the wicked bubbles out of his heart (Matthew 15:18-19). These things are “under his tongue” because
he delights in them, like a delightful food which we keep in our mouth to enjoy
hides in secret places to assault the righteous. He is not in the wilderness, where it is
unlikely he will meet anyone. Rather, he
sits in secret near the towns where he can ply his evil trade, like a robber
hiding in an alley. His eyes are “hidden”
either because he cannot be seen, or because he is squinting, like someone
aiming to throw who squints in order to see better. The word translated “helpless” occurs twice in
the Old Testament and only in this psalm, and it is a little uncertain what it
exactly means, but this seems the most likely from the context.
He lies in ambush in secret places like
a lion in his thicket. He lies in ambush
to snatch the poor. He snatches the poor
in his drawing in his net.
And he crouches, is bowed down, and the
host of the weak ones falls into his claws/mighty ones.
He says in his heart, God has
forgotten. He has hidden his face. He will never see it.
three verses compare the wicked man to a lion on the prowl. Like a lion hiding in the grass, crouching
down in the way that cats do when they are prepared to pounce, so the evil man
seeks after the righteous. The word
translated as “claws” is more literally “the mighty ones,” like a band of
warriors or an army. Here, in the
imagery of a lion, they refer to the “band” of his “mighty ones,” that is, his
claws. David then closes this
description of a wicked man with a repetition of the main problem: his
functional atheism. God, he thinks, will
never see what he is doing.
Arise, LORD. God, lift up your hand. Do not forget the poor ones.
Why does the wicked spurn God? He says in his heart, He will not seek.
You see, for you look upon trouble and
grief to put it in your hand. With you
the [helpless] leaves himself. [To] the
fatherless you have been a helper.
three verses form two parts of the acrostic pattern, since verse 14 is one part
all by itself. They deal with more or
less the same plea. The wicked pursue
the righteous, so now it is time for the Lord to act. Do not forget, O Lord, your righteous saints
who suffer in this life! Even the
martyrs cry out for the Lord to remember His people in their trouble
(Revelation 6:9-11). However, the
righteous would not cry to God if they did not think that He could do
anything. He takes our troubles into His
hand, because He will act and be our helper in distress.
Break the arm of the wicked and evil
one. Seek his offense/injustice [until]
you do not find.
The LORD is king forever and ever. The nations perish from his land.
with every imprecatory psalm, the call to destroy the wicked or bring their
plans to nothing is not self-serving.
Vengeance belongs to God and God alone.
Rather, the call for justice is a plea of the righteous to a king who
will bring it. Unlike every earthly
king, who will eventually die like any other man, the Lord reigns as king
forever. His justice is also eternal as
a result. It is not a paltry justice,
shot through with uncertainty and coming to an end.
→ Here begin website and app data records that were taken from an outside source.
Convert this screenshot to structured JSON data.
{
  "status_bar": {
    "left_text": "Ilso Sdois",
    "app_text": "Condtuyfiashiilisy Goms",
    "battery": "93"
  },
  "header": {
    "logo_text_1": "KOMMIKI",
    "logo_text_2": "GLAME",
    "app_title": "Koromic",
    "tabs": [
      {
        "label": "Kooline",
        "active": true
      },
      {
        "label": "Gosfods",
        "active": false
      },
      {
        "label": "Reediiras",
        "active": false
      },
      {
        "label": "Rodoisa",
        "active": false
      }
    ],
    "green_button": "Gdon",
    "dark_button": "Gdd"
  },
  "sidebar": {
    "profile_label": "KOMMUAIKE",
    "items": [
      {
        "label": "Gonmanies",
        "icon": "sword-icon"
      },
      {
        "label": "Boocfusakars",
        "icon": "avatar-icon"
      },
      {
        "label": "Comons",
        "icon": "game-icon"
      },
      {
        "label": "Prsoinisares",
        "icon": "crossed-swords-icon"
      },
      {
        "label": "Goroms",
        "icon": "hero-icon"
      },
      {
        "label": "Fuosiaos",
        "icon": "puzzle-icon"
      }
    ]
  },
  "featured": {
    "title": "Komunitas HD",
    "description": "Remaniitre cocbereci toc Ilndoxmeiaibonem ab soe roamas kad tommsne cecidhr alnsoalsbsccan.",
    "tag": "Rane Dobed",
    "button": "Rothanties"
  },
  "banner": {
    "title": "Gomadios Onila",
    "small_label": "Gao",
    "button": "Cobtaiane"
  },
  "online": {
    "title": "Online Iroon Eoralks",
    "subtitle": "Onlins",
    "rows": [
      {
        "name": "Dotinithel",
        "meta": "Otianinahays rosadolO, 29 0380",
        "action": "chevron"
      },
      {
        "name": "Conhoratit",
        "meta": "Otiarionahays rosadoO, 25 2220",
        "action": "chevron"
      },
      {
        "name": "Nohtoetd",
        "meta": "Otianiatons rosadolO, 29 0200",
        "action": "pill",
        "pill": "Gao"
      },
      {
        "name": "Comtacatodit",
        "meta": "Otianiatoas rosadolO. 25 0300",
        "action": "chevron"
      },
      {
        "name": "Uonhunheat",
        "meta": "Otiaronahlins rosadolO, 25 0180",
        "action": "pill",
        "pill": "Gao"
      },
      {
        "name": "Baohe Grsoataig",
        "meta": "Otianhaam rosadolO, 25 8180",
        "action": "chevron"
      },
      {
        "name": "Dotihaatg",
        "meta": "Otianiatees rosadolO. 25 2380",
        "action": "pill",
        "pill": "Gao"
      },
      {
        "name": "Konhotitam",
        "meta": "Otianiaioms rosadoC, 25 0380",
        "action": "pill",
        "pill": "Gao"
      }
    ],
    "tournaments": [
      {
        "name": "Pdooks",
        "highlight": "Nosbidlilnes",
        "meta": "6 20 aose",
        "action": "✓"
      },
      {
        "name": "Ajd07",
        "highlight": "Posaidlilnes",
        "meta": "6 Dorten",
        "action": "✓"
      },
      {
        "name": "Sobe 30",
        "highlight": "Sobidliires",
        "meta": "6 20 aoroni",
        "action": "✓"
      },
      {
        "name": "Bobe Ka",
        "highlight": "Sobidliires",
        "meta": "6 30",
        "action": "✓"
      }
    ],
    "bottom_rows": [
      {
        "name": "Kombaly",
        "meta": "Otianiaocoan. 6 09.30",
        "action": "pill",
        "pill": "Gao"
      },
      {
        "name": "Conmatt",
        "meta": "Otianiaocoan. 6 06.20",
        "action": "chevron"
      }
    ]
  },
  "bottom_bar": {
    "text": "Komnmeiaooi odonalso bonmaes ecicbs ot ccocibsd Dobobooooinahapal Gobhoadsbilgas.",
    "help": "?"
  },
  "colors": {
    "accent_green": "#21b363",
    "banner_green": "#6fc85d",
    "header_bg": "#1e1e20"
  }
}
It is a firm justice and a sign of God’s
steadfast love for His people. Their
troubles will end and they will know the justice of the Lord in that day when
The desire of the poor you hear, LORD. You will make their heart firm. Your ear will listen attentively
to judge the fatherless and
oppressed. The mortal man from the earth
will not add again to trembling [i.e. will no longer cause fear].
then, is the answer to the original problem.
The libertine and the wicked should not alarm us. Functional atheism will meet its end when God
judges the earth. On that day, they will
know that there is a God who judges (Psalm 58:11). The righteous need not fear, because the Lord
promises to hear them when they pray to Him (John 14:13-14). Even if we suffer now, that suffering will
come to an end. The Lord will deliver
His people and give them justice.